God and the future still are ours; we live, and are not beaten Some of the ladies declared she was painted,
yet. She took a small drop of potheen, I suppose. Her lover, Ned Morgan, so pow'rful and able,
THE FELON'S LOVE. When he saw his dear colleen stretched out by the wall,
“ GRACIE O'DONNELL-oh! why sit you there, He tore the left leg from under the table
Twining so calmly your bright yellow hair, And smashed all the china at Lanigan's ball. Wait you a lover to come from Knockbwee,
When the brown moon arises on mountain and sea ? Oh, boys, there was the ructions,
Myseli got a lick irom big Phelim McHugh, But I soon replied to his kind introductions,
“ You have eyes like the starlight on Nephin's gray peak, And kicked up a terrible hullabaloo.
There is bloom on your lips-why the snow on your cheek? Old Shamus the piper had like to be stran
The smile on thy face, gentle maiden, is gone, gled,
And the touch of your fingers is cold as the stone." They squeezed up his pipes, bellows, chanters and all;
“I wait not a lover to come from Knockbwee, The girls in their ribbons they all got en- My lover's in chains on the wide swelling sea, tangled,

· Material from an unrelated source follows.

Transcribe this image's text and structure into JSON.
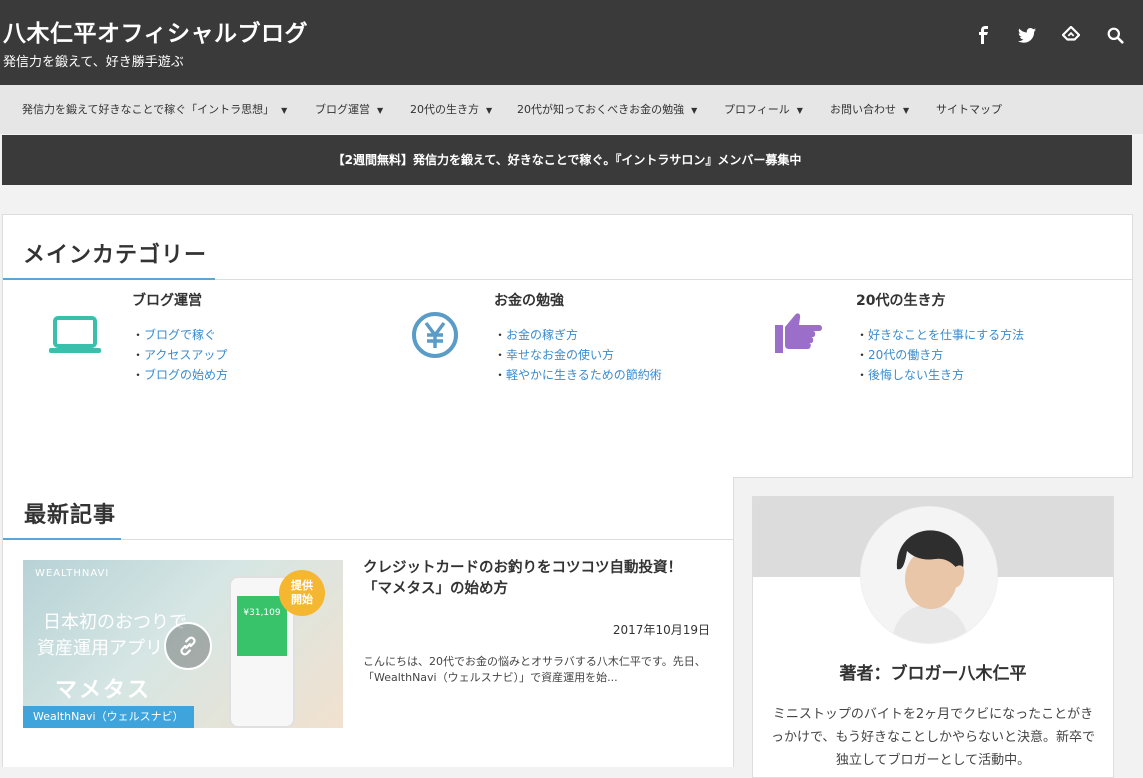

O, Willie mavourneen, when traitors stood high, And that put an end to Lanigan's ball.
The foe felt the galnce of your clear flashing eye.